SH: You know, we can all, he’s not a perfect person. And the difference between Trump and, say, other politicians, which is what I was just describing, they’ll say anything to get elected. He just stuck to what he believed in. And maybe that’s a fault. In other words, maybe he shouldn’t tweet out every thought he has.
SH: Maybe he’s a little too sensitive at times, I think.
HH: Are you going to get him to go see Let There Be Light?
SH: What time does it air?
HH: No, your movie. When are you going to, are you going to take it to the White House and screen it for him?
SH: I never thought about it, to be honest.
SH: But if he would like, well, I don’t believe in, all I want to do as a host for the next four years is get Americans working, keep this country safe and secure. The things that I said on the radio, I believe in, too, so…
HH: Well, listen, but a good movie, like Let There Be Light, you’ve got to go and screen it for the President and his family and let him see it.
SH: Okay, I’ll say Hugh Hewitt said…
HH: Hugh Hewitt said that. Now…
SH: By the way, he still likes you. I mean, you…
HH: Oh, I get along fine with him. I got my Trump tattoos. It’s fine.
SH: You voted for him.
HH: Of course. Not only that, I campaigned for him.
SH: I know you did.
HH: I just have my problems. It’s an up and down thing, and I believe, I think you’ll be objective about him.
HH: When he does a good thing, I’m going to say yeah. When he does a bad thing, I’m going to say nay, and I hope that the good’s a lot more often than the bad. And thus far, it has been.
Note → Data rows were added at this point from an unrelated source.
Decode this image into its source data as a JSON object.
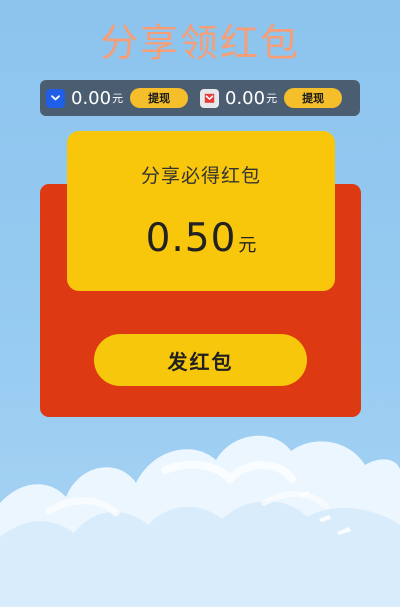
{
  "page": {
    "title": "分享领红包"
  },
  "balance_bar": {
    "items": [
      {
        "icon": "blue-wallet-icon",
        "amount": "0.00",
        "unit": "元",
        "button_label": "提现"
      },
      {
        "icon": "red-pocket-icon",
        "amount": "0.00",
        "unit": "元",
        "button_label": "提现"
      }
    ]
  },
  "reward_card": {
    "title": "分享必得红包",
    "amount": "0.50",
    "unit": "元"
  },
  "actions": {
    "send_label": "发红包"
  },
  "colors": {
    "title": "#f59e78",
    "panel_red": "#dd3912",
    "card_yellow": "#f8c70b",
    "button_yellow": "#f7c70b",
    "bar_dark": "#4a5d71"
  }
}
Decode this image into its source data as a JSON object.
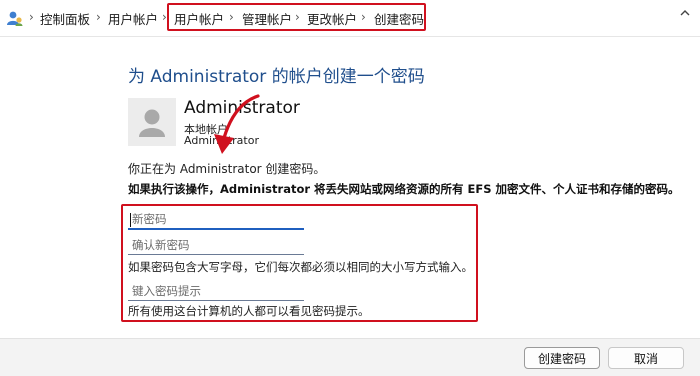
{
  "breadcrumb": {
    "items": [
      {
        "label": "控制面板"
      },
      {
        "label": "用户帐户"
      },
      {
        "label": "用户帐户"
      },
      {
        "label": "管理帐户"
      },
      {
        "label": "更改帐户"
      },
      {
        "label": "创建密码"
      }
    ]
  },
  "page": {
    "title": "为 Administrator 的帐户创建一个密码"
  },
  "user": {
    "name": "Administrator",
    "type": "本地帐户",
    "status": "Administrator"
  },
  "info_text": "你正在为 Administrator 创建密码。",
  "warning_text": "如果执行该操作，Administrator 将丢失网站或网络资源的所有 EFS 加密文件、个人证书和存储的密码。",
  "form": {
    "new_password_placeholder": "新密码",
    "confirm_password_placeholder": "确认新密码",
    "caps_hint": "如果密码包含大写字母，它们每次都必须以相同的大小写方式输入。",
    "password_hint_placeholder": "键入密码提示",
    "hint_visibility_note": "所有使用这台计算机的人都可以看见密码提示。"
  },
  "buttons": {
    "create_label": "创建密码",
    "cancel_label": "取消"
  },
  "colors": {
    "title": "#1f4e8c",
    "annotation_red": "#d0101e",
    "footer_bg": "#f3f3f3"
  },
  "icons": {
    "app": "user-accounts-icon",
    "separator": "chevron-right-icon",
    "scroll": "chevron-up-icon",
    "avatar": "user-avatar-icon",
    "annotation": "red-curved-arrow"
  }
}
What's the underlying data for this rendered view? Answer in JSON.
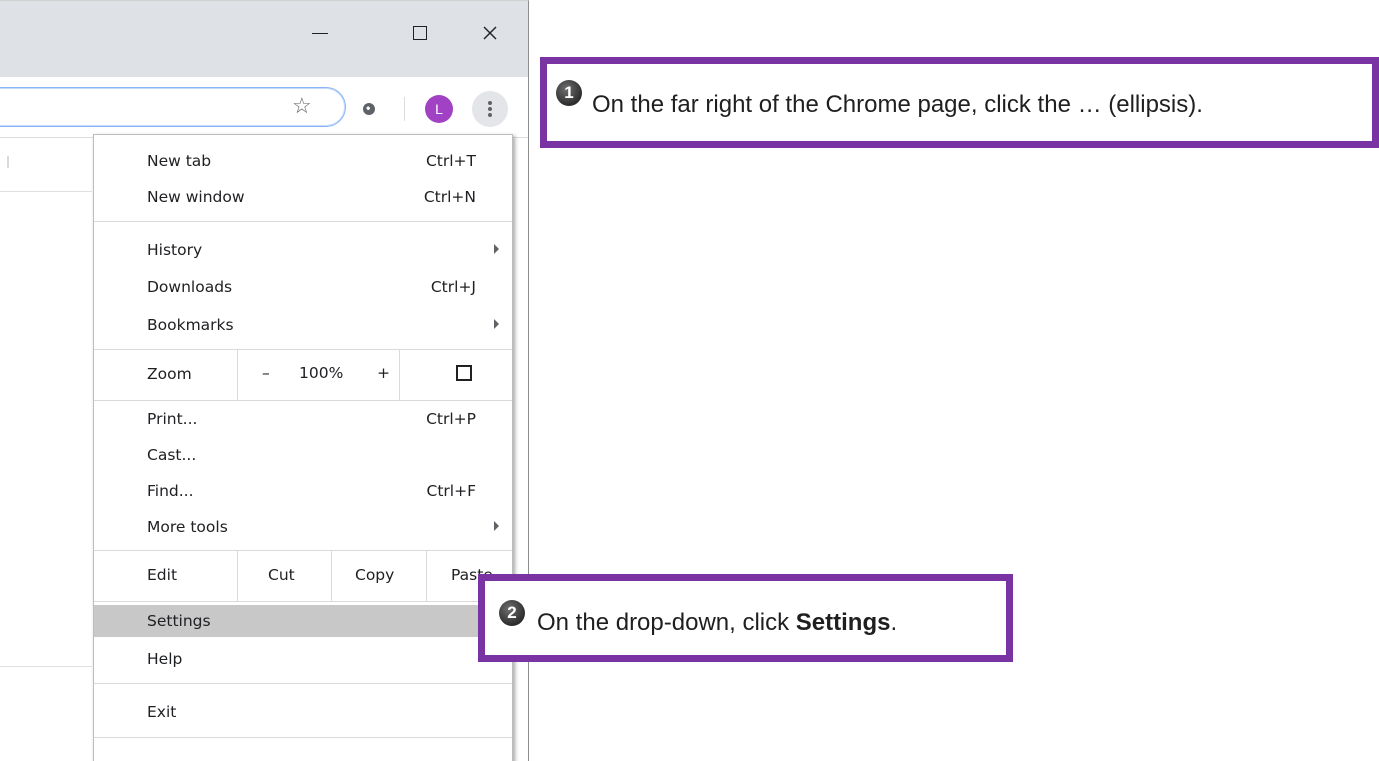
{
  "window": {
    "controls": {
      "minimize": "—",
      "maximize": "☐",
      "close": "✕"
    },
    "toolbar": {
      "star_icon": "star-icon",
      "extension_icon": "extension-icon",
      "profile_initial": "L",
      "menu_icon": "three-dot-menu-icon"
    }
  },
  "menu": {
    "new_tab": {
      "label": "New tab",
      "shortcut": "Ctrl+T"
    },
    "new_window": {
      "label": "New window",
      "shortcut": "Ctrl+N"
    },
    "history": {
      "label": "History"
    },
    "downloads": {
      "label": "Downloads",
      "shortcut": "Ctrl+J"
    },
    "bookmarks": {
      "label": "Bookmarks"
    },
    "zoom": {
      "label": "Zoom",
      "minus": "–",
      "value": "100%",
      "plus": "+"
    },
    "print": {
      "label": "Print...",
      "shortcut": "Ctrl+P"
    },
    "cast": {
      "label": "Cast..."
    },
    "find": {
      "label": "Find...",
      "shortcut": "Ctrl+F"
    },
    "more_tools": {
      "label": "More tools"
    },
    "edit": {
      "label": "Edit",
      "cut": "Cut",
      "copy": "Copy",
      "paste": "Paste"
    },
    "settings": {
      "label": "Settings"
    },
    "help": {
      "label": "Help"
    },
    "exit": {
      "label": "Exit"
    }
  },
  "callouts": {
    "step1": {
      "number": "1",
      "text": "On the far right of the Chrome page, click the … (ellipsis)."
    },
    "step2": {
      "number": "2",
      "text_before": "On the drop-down, click ",
      "text_bold": "Settings",
      "text_after": "."
    }
  },
  "colors": {
    "callout_border": "#7a33a3",
    "avatar": "#a142c4",
    "highlight": "#c8c8c8"
  }
}
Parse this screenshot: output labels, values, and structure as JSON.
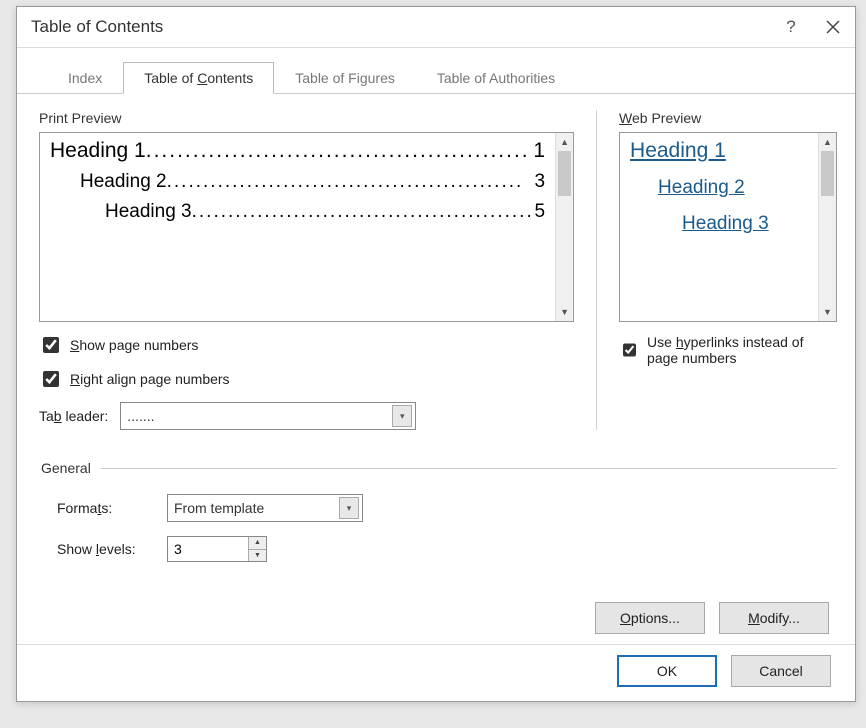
{
  "dialog": {
    "title": "Table of Contents"
  },
  "tabs": {
    "index": "Index",
    "toc_pre": "Table of ",
    "toc_u": "C",
    "toc_post": "ontents",
    "figures": "Table of Figures",
    "authorities": "Table of Authorities"
  },
  "print_preview": {
    "label": "Print Preview",
    "rows": [
      {
        "text": "Heading 1",
        "page": "1"
      },
      {
        "text": "Heading 2",
        "page": "3"
      },
      {
        "text": "Heading 3",
        "page": "5"
      }
    ]
  },
  "web_preview": {
    "label_u": "W",
    "label_post": "eb Preview",
    "rows": [
      {
        "text": "Heading 1"
      },
      {
        "text": "Heading 2"
      },
      {
        "text": "Heading 3"
      }
    ]
  },
  "checks": {
    "show_pn_u": "S",
    "show_pn_post": "how page numbers",
    "right_align_u": "R",
    "right_align_post": "ight align page numbers",
    "hyperlinks_pre": "Use ",
    "hyperlinks_u": "h",
    "hyperlinks_post": "yperlinks instead of page numbers"
  },
  "tab_leader": {
    "label_pre": "Ta",
    "label_u": "b",
    "label_post": " leader:",
    "value": "......."
  },
  "general": {
    "legend": "General",
    "formats_label_pre": "Forma",
    "formats_label_u": "t",
    "formats_label_post": "s:",
    "formats_value": "From template",
    "levels_label_pre": "Show ",
    "levels_label_u": "l",
    "levels_label_post": "evels:",
    "levels_value": "3"
  },
  "buttons": {
    "options_u": "O",
    "options_post": "ptions...",
    "modify_u": "M",
    "modify_post": "odify...",
    "ok": "OK",
    "cancel": "Cancel"
  }
}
SH: Neil Gorsuch alone…
SH: …is transformative.
SH: And that got me so angry about the NeverTrump people, because they would be, they were more willing to let Hillary make that choice, and that was not a possibility for me.
HH: And here at the National Religious Broadcasters Association, if we do not win Trinity Lutheran, which is going to be heard on April 19th, we will have lost the Free Exercise Clause. Gorsuch should be confirmed by then.
HH: But I am concerned about the pace, Sean. We’ve got one minute left. We are going very slow here. We need some appointees.
SH: I have done ripping monologues about how bad and pathetic and slow the Republicans are. It’s inexcusable they didn’t have the full replacement plan in place ready to go, so I literally called out Paul Ryan. And I went down to Washington, and I don’t know if you saw my interview with him.
SH: I challenged him. Do you support Trump on every item agenda that he ran on, vetting refugees, building the wall, repeal/replace, his economic plan, right down the line. Yes, yes, yes, yes, yes. Okay, when can we expect the legislation? He promised me it’ll all be done in 200 days. If it’s not, I’m going to be more ripping mad, because this is our opportunity to stop the precipitous decline that the country is in.
HH: Certainly. Sean Hannity, you’re a great man. You’re going to talk to Eric Metaxas.
SH: All right, my friend, thank you.
HH: And Let There Will Be Light will be in theaters, I will make sure we promote it. Thank you for being here, Sean Hannity.
SH: Thank you, my friend.
End of interview.